*The task*:
Below are some entries; report how many of their lines contain the word "Cases", giving nothing besides the number.

---- Records for this task

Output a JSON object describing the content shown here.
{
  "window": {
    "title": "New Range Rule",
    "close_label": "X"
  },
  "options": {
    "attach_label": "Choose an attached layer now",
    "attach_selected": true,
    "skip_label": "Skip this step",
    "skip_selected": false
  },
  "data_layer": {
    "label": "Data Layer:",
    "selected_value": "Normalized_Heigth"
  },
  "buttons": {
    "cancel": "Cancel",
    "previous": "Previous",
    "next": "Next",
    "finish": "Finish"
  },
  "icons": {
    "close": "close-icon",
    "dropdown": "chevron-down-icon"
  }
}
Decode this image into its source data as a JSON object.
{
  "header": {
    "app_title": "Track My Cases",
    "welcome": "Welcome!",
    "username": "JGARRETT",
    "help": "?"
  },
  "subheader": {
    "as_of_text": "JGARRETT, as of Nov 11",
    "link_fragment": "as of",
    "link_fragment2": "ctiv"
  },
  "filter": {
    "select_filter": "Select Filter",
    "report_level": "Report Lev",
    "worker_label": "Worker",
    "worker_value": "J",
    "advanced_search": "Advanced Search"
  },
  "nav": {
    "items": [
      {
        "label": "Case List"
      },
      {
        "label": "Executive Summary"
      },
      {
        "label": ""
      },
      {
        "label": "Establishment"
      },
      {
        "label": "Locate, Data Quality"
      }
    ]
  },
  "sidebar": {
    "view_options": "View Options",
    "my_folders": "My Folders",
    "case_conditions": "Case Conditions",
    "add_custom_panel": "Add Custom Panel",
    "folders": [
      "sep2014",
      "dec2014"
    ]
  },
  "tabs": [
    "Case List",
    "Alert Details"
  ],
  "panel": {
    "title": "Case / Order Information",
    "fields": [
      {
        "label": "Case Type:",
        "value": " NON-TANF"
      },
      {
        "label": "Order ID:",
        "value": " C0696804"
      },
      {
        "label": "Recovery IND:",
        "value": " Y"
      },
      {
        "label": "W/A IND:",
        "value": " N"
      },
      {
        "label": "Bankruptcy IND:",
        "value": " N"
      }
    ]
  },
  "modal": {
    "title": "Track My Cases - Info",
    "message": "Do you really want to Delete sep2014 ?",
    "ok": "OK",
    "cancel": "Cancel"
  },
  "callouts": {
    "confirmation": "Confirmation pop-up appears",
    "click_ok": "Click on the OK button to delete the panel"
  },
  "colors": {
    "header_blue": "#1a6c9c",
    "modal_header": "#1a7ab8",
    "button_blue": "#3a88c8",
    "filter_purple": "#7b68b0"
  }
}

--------

*Exercise solution*:
2